The records that follow should be retyped word for word.

════

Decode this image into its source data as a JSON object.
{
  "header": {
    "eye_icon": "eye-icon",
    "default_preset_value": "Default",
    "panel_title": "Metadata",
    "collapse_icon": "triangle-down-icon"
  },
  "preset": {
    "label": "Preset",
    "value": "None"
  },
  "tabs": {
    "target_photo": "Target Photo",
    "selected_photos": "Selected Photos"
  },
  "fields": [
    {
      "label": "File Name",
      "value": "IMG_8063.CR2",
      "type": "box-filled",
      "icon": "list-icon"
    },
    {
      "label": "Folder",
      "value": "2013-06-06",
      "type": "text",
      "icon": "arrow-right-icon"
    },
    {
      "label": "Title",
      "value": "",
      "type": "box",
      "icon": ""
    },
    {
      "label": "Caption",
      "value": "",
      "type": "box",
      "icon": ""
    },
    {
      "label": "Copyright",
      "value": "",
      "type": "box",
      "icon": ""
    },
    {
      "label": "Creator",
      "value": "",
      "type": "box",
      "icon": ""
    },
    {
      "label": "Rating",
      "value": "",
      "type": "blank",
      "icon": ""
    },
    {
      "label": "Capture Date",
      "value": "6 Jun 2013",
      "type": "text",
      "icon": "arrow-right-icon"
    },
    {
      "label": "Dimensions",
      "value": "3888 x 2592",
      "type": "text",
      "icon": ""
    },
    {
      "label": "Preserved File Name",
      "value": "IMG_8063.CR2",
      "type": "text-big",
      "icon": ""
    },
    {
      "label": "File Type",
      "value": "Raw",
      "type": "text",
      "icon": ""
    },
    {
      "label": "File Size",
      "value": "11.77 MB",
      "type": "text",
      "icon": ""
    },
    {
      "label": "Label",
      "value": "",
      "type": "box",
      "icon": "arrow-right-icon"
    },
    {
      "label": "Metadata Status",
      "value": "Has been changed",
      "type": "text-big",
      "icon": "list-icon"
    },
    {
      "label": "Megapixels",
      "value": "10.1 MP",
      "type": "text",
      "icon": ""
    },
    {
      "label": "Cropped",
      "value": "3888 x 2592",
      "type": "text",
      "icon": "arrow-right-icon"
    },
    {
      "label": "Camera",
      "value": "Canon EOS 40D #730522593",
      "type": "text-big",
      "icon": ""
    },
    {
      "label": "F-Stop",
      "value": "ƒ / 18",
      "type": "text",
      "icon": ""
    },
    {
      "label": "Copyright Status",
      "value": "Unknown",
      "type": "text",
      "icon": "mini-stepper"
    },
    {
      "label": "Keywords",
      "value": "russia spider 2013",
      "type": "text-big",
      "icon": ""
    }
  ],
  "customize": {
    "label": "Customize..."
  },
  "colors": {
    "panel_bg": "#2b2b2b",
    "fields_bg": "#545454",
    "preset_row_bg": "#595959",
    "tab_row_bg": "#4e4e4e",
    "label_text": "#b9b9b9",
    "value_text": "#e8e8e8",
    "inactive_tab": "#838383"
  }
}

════

RESPONSE BELOW —
Decode this image into its source data as a JSON object.
{
  "header": {
    "eye_icon": "eye-icon",
    "default_preset_value": "Default",
    "panel_title": "Metadata",
    "collapse_icon": "triangle-down-icon"
  },
  "preset": {
    "label": "Preset",
    "value": "None"
  },
  "tabs": {
    "target_photo": "Target Photo",
    "selected_photos": "Selected Photos"
  },
  "fields": [
    {
      "label": "File Name",
      "value": "IMG_8063.CR2",
      "type": "box-filled",
      "icon": "list-icon"
    },
    {
      "label": "Folder",
      "value": "2013-06-06",
      "type": "text",
      "icon": "arrow-right-icon"
    },
    {
      "label": "Title",
      "value": "",
      "type": "box",
      "icon": ""
    },
    {
      "label": "Caption",
      "value": "",
      "type": "box",
      "icon": ""
    },
    {
      "label": "Copyright",
      "value": "",
      "type": "box",
      "icon": ""
    },
    {
      "label": "Creator",
      "value": "",
      "type": "box",
      "icon": ""
    },
    {
      "label": "Rating",
      "value": "",
      "type": "blank",
      "icon": ""
    },
    {
      "label": "Capture Date",
      "value": "6 Jun 2013",
      "type": "text",
      "icon": "arrow-right-icon"
    },
    {
      "label": "Dimensions",
      "value": "3888 x 2592",
      "type": "text",
      "icon": ""
    },
    {
      "label": "Preserved File Name",
      "value": "IMG_8063.CR2",
      "type": "text-big",
      "icon": ""
    },
    {
      "label": "File Type",
      "value": "Raw",
      "type": "text",
      "icon": ""
    },
    {
      "label": "File Size",
      "value": "11.77 MB",
      "type": "text",
      "icon": ""
    },
    {
      "label": "Label",
      "value": "",
      "type": "box",
      "icon": "arrow-right-icon"
    },
    {
      "label": "Metadata Status",
      "value": "Has been changed",
      "type": "text-big",
      "icon": "list-icon"
    },
    {
      "label": "Megapixels",
      "value": "10.1 MP",
      "type": "text",
      "icon": ""
    },
    {
      "label": "Cropped",
      "value": "3888 x 2592",
      "type": "text",
      "icon": "arrow-right-icon"
    },
    {
      "label": "Camera",
      "value": "Canon EOS 40D #730522593",
      "type": "text-big",
      "icon": ""
    },
    {
      "label": "F-Stop",
      "value": "ƒ / 18",
      "type": "text",
      "icon": ""
    },
    {
      "label": "Copyright Status",
      "value": "Unknown",
      "type": "text",
      "icon": "mini-stepper"
    },
    {
      "label": "Keywords",
      "value": "russia spider 2013",
      "type": "text-big",
      "icon": ""
    }
  ],
  "customize": {
    "label": "Customize..."
  },
  "colors": {
    "panel_bg": "#2b2b2b",
    "fields_bg": "#545454",
    "preset_row_bg": "#595959",
    "tab_row_bg": "#4e4e4e",
    "label_text": "#b9b9b9",
    "value_text": "#e8e8e8",
    "inactive_tab": "#838383"
  }
}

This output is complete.